Firstly: Why did God choose Judah to rule? (The house of David and the Messiah descended from him.) Why not his first-born, Reuben? Or Joseph (who had at least gained some experience under the King of Egypt)?

Secondly: Why was Judah compared to a lion (Aryeh)?

As to Judah as a choice, we can see at the beginning of the portion "Vayigash" how he tried to free his brother Benjamin from captivity under Joseph. We have already stated last week that according to the Midrash he was ready for both conflict and reconciliation. He was prepared to be a pacifist and also a fighter. He was prepared to be a man of compromise and also a military leader.

As to the second question, here is a wonderful parable from the book "Doresh Tov Le-Amo":

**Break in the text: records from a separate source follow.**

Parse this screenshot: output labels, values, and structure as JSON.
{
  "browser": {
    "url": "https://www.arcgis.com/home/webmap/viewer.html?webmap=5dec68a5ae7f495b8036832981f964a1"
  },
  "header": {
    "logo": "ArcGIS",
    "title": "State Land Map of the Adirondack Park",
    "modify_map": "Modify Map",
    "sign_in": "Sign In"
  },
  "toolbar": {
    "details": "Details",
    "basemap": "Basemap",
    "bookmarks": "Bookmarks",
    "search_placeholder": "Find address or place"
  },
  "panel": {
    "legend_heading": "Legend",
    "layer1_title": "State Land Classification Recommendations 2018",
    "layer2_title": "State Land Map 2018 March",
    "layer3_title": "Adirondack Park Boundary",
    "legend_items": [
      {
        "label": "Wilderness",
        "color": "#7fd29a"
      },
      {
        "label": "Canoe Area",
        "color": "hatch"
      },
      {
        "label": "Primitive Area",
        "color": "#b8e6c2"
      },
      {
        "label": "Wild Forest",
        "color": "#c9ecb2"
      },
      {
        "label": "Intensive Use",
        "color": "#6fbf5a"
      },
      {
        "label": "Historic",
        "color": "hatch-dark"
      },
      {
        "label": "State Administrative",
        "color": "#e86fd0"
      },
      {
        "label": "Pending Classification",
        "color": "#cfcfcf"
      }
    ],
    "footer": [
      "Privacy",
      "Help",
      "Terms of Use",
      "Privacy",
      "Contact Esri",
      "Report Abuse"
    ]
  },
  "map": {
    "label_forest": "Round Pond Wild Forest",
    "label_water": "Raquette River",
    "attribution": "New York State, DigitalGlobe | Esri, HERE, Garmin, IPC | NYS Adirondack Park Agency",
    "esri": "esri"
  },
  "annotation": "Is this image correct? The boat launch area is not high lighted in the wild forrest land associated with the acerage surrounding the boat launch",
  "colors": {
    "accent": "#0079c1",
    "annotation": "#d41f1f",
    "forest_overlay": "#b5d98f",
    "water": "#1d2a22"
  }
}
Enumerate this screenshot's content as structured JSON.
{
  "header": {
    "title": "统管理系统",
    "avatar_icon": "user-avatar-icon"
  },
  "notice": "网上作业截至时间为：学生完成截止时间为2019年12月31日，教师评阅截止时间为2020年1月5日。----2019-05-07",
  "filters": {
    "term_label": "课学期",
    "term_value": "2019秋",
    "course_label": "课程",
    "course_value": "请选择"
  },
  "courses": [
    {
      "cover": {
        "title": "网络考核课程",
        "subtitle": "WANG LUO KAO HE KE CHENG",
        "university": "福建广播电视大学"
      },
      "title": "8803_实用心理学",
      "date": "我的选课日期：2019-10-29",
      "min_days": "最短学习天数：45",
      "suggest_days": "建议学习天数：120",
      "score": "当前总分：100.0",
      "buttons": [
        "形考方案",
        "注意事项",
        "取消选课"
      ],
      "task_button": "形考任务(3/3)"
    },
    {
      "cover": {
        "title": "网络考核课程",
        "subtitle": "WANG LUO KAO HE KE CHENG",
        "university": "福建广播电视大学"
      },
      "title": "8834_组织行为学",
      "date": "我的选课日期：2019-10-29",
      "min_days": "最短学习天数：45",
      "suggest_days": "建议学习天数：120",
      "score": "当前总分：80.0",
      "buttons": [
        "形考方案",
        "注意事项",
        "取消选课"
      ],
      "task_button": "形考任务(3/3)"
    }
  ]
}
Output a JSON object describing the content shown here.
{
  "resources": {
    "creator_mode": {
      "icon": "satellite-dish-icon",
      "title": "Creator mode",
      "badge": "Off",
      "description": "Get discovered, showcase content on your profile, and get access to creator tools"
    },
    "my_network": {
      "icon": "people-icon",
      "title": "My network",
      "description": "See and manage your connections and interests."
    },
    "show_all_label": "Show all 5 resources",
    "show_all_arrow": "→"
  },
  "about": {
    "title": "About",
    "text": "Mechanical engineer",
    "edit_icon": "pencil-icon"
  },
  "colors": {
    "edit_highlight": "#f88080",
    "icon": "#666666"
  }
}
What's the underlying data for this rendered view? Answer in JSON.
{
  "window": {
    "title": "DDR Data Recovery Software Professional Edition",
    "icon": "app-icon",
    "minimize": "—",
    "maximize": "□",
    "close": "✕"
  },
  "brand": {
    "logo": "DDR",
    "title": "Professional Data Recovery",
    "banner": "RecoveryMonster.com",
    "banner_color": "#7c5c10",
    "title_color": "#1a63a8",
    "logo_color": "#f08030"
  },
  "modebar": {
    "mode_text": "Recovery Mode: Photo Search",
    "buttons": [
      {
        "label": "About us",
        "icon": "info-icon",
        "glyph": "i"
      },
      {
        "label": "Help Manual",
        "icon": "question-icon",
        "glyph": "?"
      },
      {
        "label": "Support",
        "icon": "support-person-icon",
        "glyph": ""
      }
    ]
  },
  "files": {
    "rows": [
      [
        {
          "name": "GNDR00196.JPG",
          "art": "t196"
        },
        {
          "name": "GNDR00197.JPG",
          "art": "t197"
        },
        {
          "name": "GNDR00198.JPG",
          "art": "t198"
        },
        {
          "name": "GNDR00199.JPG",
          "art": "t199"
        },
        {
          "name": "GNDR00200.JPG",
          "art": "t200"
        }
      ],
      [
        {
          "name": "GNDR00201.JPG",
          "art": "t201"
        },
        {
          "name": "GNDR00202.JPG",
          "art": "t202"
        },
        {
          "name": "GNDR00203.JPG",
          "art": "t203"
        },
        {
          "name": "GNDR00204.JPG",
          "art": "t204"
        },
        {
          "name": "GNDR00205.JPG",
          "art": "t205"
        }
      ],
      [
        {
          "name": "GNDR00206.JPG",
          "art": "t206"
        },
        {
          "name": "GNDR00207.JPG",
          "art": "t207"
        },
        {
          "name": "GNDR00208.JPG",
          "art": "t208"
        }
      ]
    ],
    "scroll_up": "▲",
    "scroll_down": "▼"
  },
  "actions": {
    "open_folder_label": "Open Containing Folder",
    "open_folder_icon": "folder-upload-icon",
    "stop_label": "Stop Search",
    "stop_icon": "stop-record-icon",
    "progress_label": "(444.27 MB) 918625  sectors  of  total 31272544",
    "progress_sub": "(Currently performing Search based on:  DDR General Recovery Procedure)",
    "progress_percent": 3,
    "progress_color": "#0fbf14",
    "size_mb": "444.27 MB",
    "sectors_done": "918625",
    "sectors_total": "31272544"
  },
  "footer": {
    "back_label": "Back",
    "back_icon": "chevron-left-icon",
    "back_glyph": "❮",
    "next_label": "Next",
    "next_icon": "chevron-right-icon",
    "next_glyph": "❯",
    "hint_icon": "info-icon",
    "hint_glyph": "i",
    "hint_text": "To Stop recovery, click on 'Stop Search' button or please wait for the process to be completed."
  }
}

...The animals sought a king and turned to the tiger, saying: "The tiger's strength is in his loins and he is cruel, and all the animals will fear him". The fox replied, "The tiger may be the most terrifying of all the animals, but sometimes the king also needs a measure of mercy and compassion...for if he always rules by cruelty, what will become of us?" The animals said: "If that is the case, we will appoint the lamb as king, for there is none more merciful and forgiving as he." The fox replied: "The lamb may excel in the measure of his compassion, but a king also needs courage and thus there is no better to choose as our king than the lion, who knows how to spare when he is not hungry and to show his strength in times of war...".

We expect exactly the same qualities in a political leader. To understand that there is "a time for war" and also "a time for peace", and most importantly of all, when necessary, to know how to show uncompromising courage as well as the compromise of heroes.